Collection entries:
———

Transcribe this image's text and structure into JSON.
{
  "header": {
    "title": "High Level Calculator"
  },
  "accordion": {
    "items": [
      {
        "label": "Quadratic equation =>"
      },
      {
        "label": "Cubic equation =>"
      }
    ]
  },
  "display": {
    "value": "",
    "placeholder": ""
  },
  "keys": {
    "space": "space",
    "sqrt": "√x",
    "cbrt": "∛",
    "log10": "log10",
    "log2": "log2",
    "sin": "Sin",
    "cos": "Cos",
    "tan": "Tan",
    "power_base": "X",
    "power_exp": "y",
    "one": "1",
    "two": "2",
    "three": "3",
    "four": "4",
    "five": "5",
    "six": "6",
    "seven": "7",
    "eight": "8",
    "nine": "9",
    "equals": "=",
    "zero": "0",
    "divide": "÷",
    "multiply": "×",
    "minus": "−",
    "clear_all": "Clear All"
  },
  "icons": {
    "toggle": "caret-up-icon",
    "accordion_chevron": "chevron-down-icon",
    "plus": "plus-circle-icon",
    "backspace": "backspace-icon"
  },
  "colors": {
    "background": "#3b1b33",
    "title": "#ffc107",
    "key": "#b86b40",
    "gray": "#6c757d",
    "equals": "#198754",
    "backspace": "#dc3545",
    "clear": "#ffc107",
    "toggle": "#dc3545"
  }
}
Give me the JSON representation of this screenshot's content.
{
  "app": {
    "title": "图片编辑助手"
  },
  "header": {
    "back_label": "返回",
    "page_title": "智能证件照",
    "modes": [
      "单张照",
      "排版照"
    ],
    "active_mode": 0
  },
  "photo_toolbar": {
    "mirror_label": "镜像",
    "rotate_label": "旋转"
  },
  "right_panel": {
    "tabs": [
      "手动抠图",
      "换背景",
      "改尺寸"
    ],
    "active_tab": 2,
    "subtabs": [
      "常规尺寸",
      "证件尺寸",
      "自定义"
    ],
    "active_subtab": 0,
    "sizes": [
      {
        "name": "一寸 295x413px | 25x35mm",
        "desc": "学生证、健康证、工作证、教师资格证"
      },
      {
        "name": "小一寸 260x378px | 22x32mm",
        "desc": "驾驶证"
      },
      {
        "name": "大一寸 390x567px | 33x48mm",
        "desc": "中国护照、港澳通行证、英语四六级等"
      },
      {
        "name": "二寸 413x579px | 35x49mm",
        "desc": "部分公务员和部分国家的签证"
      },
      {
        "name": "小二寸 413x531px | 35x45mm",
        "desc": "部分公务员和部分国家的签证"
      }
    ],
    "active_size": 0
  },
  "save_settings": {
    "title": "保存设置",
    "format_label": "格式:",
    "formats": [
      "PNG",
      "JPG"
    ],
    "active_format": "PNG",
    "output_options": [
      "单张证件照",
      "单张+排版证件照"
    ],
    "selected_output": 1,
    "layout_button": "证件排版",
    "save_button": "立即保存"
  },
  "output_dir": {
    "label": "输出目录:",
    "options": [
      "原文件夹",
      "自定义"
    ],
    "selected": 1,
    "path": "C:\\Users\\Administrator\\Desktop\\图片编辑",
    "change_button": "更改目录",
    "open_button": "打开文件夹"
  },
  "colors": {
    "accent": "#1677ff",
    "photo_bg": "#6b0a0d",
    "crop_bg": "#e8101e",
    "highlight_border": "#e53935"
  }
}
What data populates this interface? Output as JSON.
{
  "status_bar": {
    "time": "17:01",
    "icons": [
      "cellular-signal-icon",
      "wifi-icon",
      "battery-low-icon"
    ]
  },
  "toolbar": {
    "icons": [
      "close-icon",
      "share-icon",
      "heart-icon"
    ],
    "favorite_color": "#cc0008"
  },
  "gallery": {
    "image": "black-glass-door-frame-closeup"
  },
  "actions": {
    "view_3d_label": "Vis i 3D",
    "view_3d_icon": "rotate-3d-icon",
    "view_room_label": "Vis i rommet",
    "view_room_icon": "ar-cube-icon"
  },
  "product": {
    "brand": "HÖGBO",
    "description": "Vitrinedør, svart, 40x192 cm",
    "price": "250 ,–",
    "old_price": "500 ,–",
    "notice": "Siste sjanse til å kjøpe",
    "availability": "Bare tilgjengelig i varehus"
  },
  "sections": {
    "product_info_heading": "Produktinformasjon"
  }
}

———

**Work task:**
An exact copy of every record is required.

**Exercise result:**
Transcribe this image's text and structure into JSON.
{
  "header": {
    "title": "High Level Calculator"
  },
  "accordion": {
    "items": [
      {
        "label": "Quadratic equation =>"
      },
      {
        "label": "Cubic equation =>"
      }
    ]
  },
  "display": {
    "value": "",
    "placeholder": ""
  },
  "keys": {
    "space": "space",
    "sqrt": "√x",
    "cbrt": "∛",
    "log10": "log10",
    "log2": "log2",
    "sin": "Sin",
    "cos": "Cos",
    "tan": "Tan",
    "power_base": "X",
    "power_exp": "y",
    "one": "1",
    "two": "2",
    "three": "3",
    "four": "4",
    "five": "5",
    "six": "6",
    "seven": "7",
    "eight": "8",
    "nine": "9",
    "equals": "=",
    "zero": "0",
    "divide": "÷",
    "multiply": "×",
    "minus": "−",
    "clear_all": "Clear All"
  },
  "icons": {
    "toggle": "caret-up-icon",
    "accordion_chevron": "chevron-down-icon",
    "plus": "plus-circle-icon",
    "backspace": "backspace-icon"
  },
  "colors": {
    "background": "#3b1b33",
    "title": "#ffc107",
    "key": "#b86b40",
    "gray": "#6c757d",
    "equals": "#198754",
    "backspace": "#dc3545",
    "clear": "#ffc107",
    "toggle": "#dc3545"
  }
}
Give me the JSON representation of this screenshot's content.
{
  "app": {
    "title": "图片编辑助手"
  },
  "header": {
    "back_label": "返回",
    "page_title": "智能证件照",
    "modes": [
      "单张照",
      "排版照"
    ],
    "active_mode": 0
  },
  "photo_toolbar": {
    "mirror_label": "镜像",
    "rotate_label": "旋转"
  },
  "right_panel": {
    "tabs": [
      "手动抠图",
      "换背景",
      "改尺寸"
    ],
    "active_tab": 2,
    "subtabs": [
      "常规尺寸",
      "证件尺寸",
      "自定义"
    ],
    "active_subtab": 0,
    "sizes": [
      {
        "name": "一寸 295x413px | 25x35mm",
        "desc": "学生证、健康证、工作证、教师资格证"
      },
      {
        "name": "小一寸 260x378px | 22x32mm",
        "desc": "驾驶证"
      },
      {
        "name": "大一寸 390x567px | 33x48mm",
        "desc": "中国护照、港澳通行证、英语四六级等"
      },
      {
        "name": "二寸 413x579px | 35x49mm",
        "desc": "部分公务员和部分国家的签证"
      },
      {
        "name": "小二寸 413x531px | 35x45mm",
        "desc": "部分公务员和部分国家的签证"
      }
    ],
    "active_size": 0
  },
  "save_settings": {
    "title": "保存设置",
    "format_label": "格式:",
    "formats": [
      "PNG",
      "JPG"
    ],
    "active_format": "PNG",
    "output_options": [
      "单张证件照",
      "单张+排版证件照"
    ],
    "selected_output": 1,
    "layout_button": "证件排版",
    "save_button": "立即保存"
  },
  "output_dir": {
    "label": "输出目录:",
    "options": [
      "原文件夹",
      "自定义"
    ],
    "selected": 1,
    "path": "C:\\Users\\Administrator\\Desktop\\图片编辑",
    "change_button": "更改目录",
    "open_button": "打开文件夹"
  },
  "colors": {
    "accent": "#1677ff",
    "photo_bg": "#6b0a0d",
    "crop_bg": "#e8101e",
    "highlight_border": "#e53935"
  }
}
What data populates this interface? Output as JSON.
{
  "status_bar": {
    "time": "17:01",
    "icons": [
      "cellular-signal-icon",
      "wifi-icon",
      "battery-low-icon"
    ]
  },
  "toolbar": {
    "icons": [
      "close-icon",
      "share-icon",
      "heart-icon"
    ],
    "favorite_color": "#cc0008"
  },
  "gallery": {
    "image": "black-glass-door-frame-closeup"
  },
  "actions": {
    "view_3d_label": "Vis i 3D",
    "view_3d_icon": "rotate-3d-icon",
    "view_room_label": "Vis i rommet",
    "view_room_icon": "ar-cube-icon"
  },
  "product": {
    "brand": "HÖGBO",
    "description": "Vitrinedør, svart, 40x192 cm",
    "price": "250 ,–",
    "old_price": "500 ,–",
    "notice": "Siste sjanse til å kjøpe",
    "availability": "Bare tilgjengelig i varehus"
  },
  "sections": {
    "product_info_heading": "Produktinformasjon"
  }
}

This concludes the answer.